Poker is a mind game that puts your analytical, mathematical and interpersonal skills to the test. In addition, it pushes your mental and physical endurance to the limit. Besides challenging your own convictions, it also indirectly teaches you life lessons like how to deal with loss and failure.
When you play poker, you need to focus on every detail of the cards and your opponents’ movements. This is important because one mistake can cost you a lot of money.
It is also vital to pay attention to your opponent’s body movements and facial expressions in order to determine their poker strategy. This will help you to be able to defeat them in the long run.
Developing a poker strategy
If you are new to the game of poker, you should first decide what kind of game you want to play and what rules you want to follow. Once you have done that, you should start learning how to play the game properly.
You should also find a good online poker site where you can play and learn from other players. It is best to choose a website that offers a variety of different games and has software that makes the game easy for you to understand.

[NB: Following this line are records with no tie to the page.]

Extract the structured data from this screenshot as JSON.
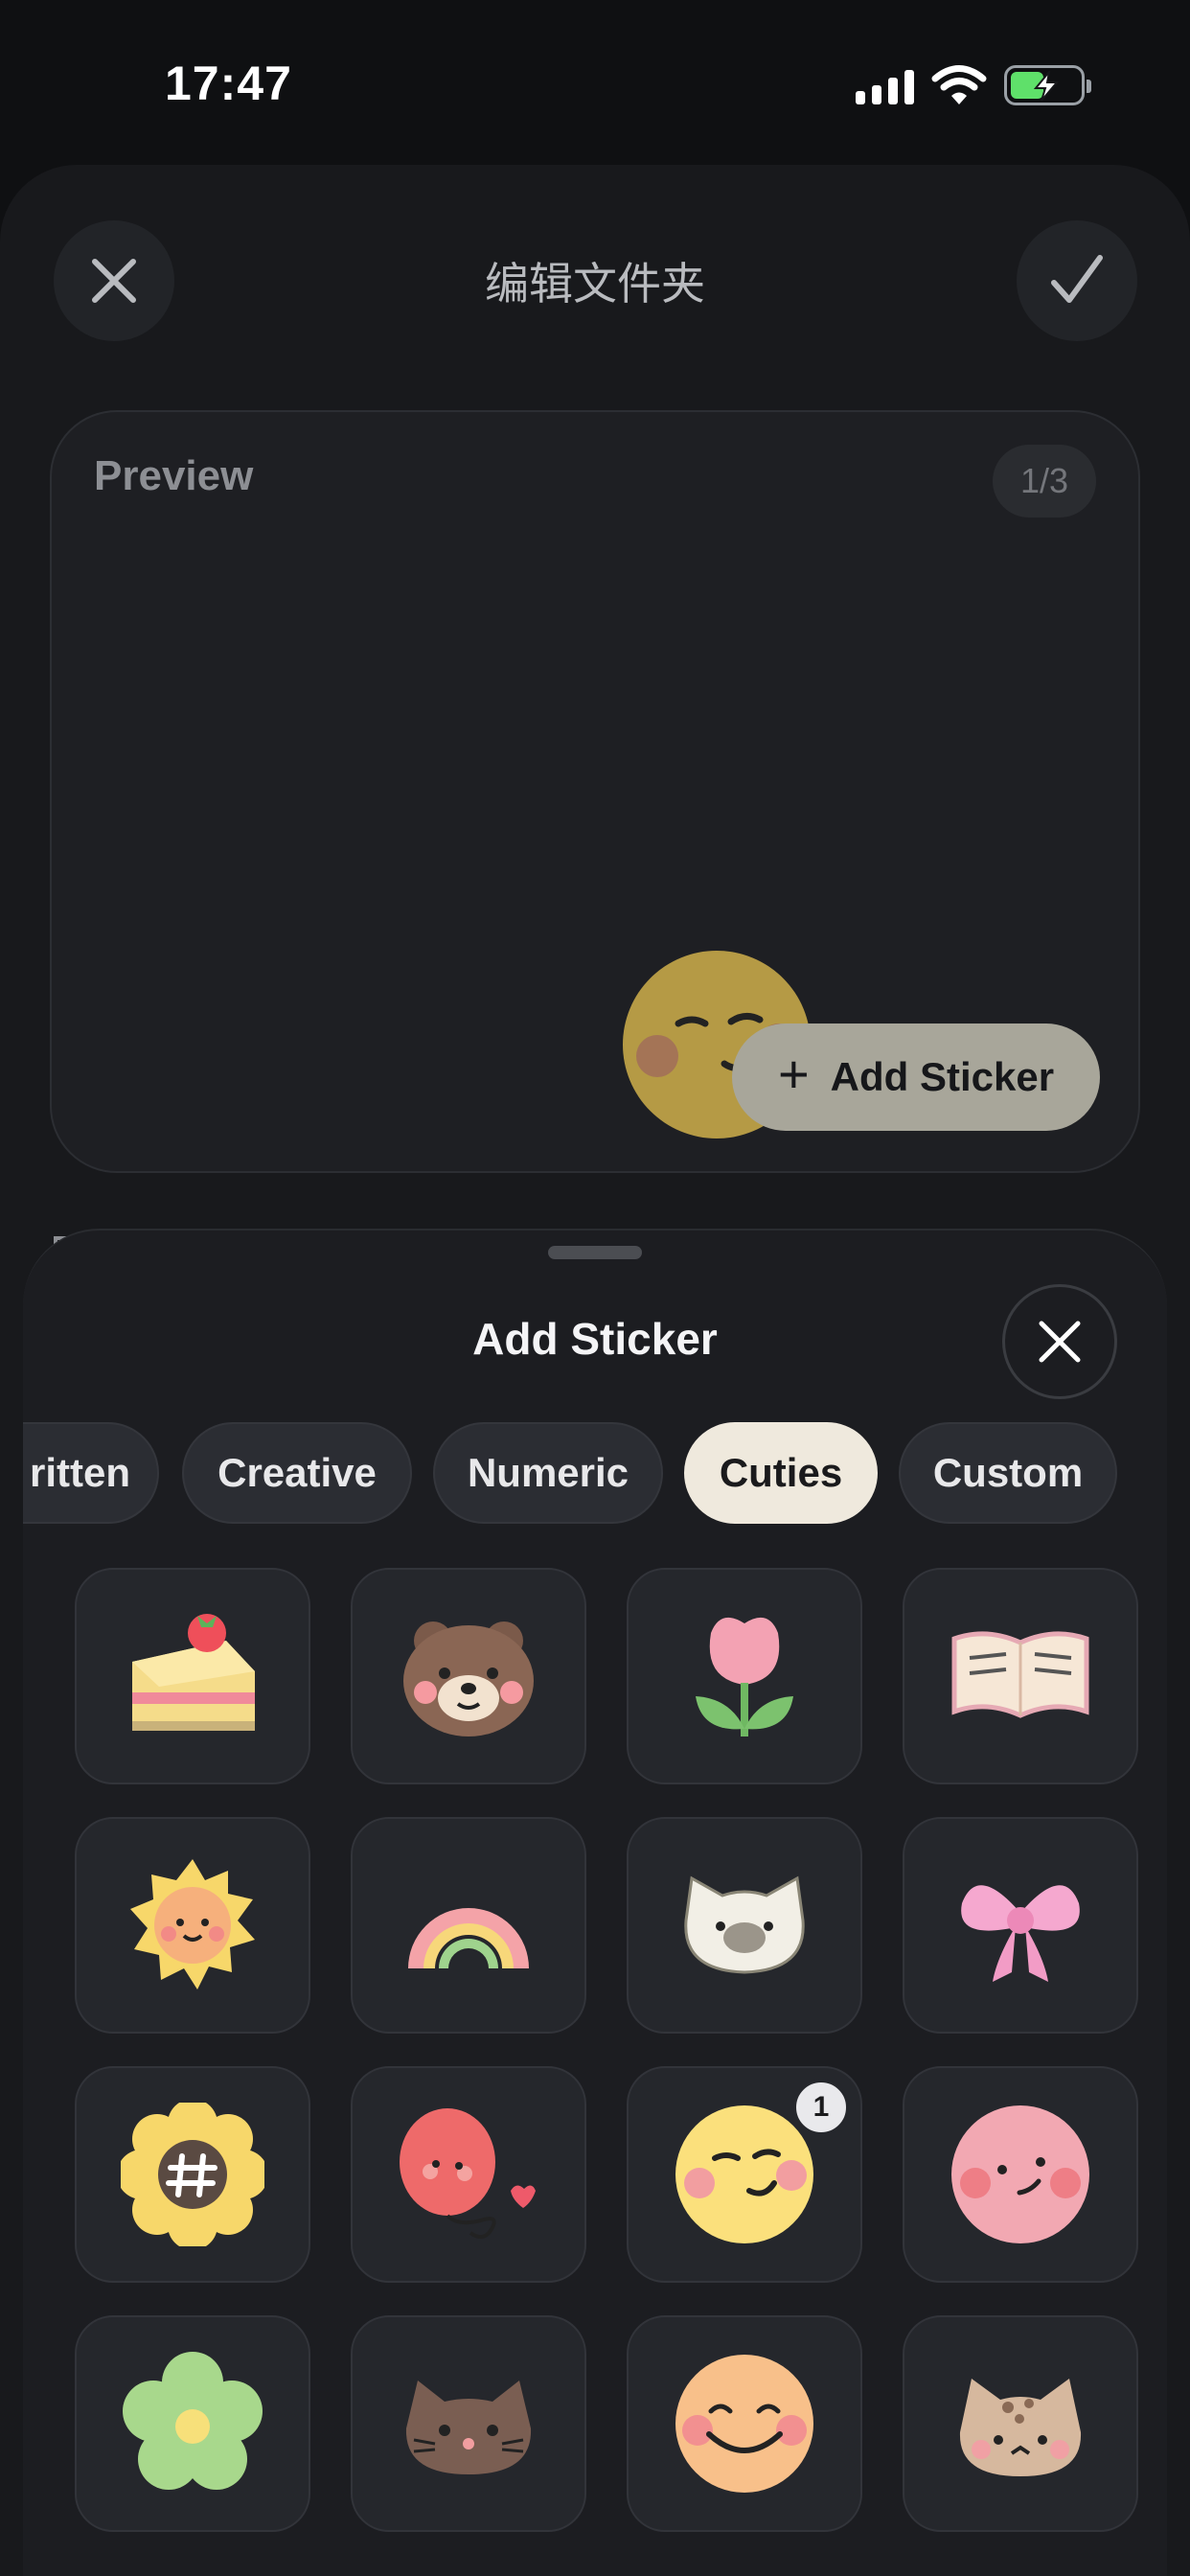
{
  "status_bar": {
    "time": "17:47"
  },
  "edit_folder": {
    "title": "编辑文件夹"
  },
  "preview": {
    "label": "Preview",
    "page": "1/3",
    "add_sticker_label": "Add Sticker"
  },
  "sticker_sheet": {
    "title": "Add Sticker",
    "tabs": [
      {
        "label": "Handwritten",
        "visible_label": "ritten",
        "selected": false
      },
      {
        "label": "Creative",
        "selected": false
      },
      {
        "label": "Numeric",
        "selected": false
      },
      {
        "label": "Cuties",
        "selected": true
      },
      {
        "label": "Custom",
        "selected": false
      }
    ],
    "stickers": [
      {
        "name": "strawberry-cake"
      },
      {
        "name": "bear"
      },
      {
        "name": "tulip"
      },
      {
        "name": "open-book"
      },
      {
        "name": "sun"
      },
      {
        "name": "rainbow"
      },
      {
        "name": "white-cat"
      },
      {
        "name": "pink-bow"
      },
      {
        "name": "hash-flower"
      },
      {
        "name": "red-balloon"
      },
      {
        "name": "smirk-face",
        "count": "1"
      },
      {
        "name": "pink-face"
      },
      {
        "name": "green-flower"
      },
      {
        "name": "brown-cat"
      },
      {
        "name": "smile-face"
      },
      {
        "name": "shiba-dog"
      }
    ]
  },
  "colors": {
    "accent_button": "#a8a69a",
    "selected_tab": "#efe9dd",
    "sheet_bg": "#1c1d21"
  }
}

Many people think that math isn’t necessary for playing poker, but it can actually be beneficial. It can help you to predict the likelihood of your winning a hand and the amount that you should win.
Understanding how to read cards is another skill that is essential in poker. You must be able to determine which cards are face up and which are face down. You should also be able to distinguish which of your opponent’s cards are in front of them and which are behind them.
This is crucial in making your decisions and choosing the right bets. Using this information, you can determine whether it’s safe to fold or call your bet.
It is also important to be selective with your starting hands. This means that you should only start the game with a hand that can potentially beat your opponent’s. For example, if you have pocket fives but the flop comes A-8-5, then it is probably best to wait and see what happens before you make a decision.
Observing the betting patterns of your opponents is also an important part of poker. You should be able to tell when your opponents are bluffing or when they are trying to steal the pot. Moreover, you should be able to tell when a player is acting weak or strong.
If you’re a beginner, it’s best to try your hand at a small table and practice with a limited number of players. This will allow you to become a better poker player and avoid making mistakes that can cost you money.
In addition to this, you should try and play with people that have a similar interest as you. This will help you to develop friendships and increase your social skills.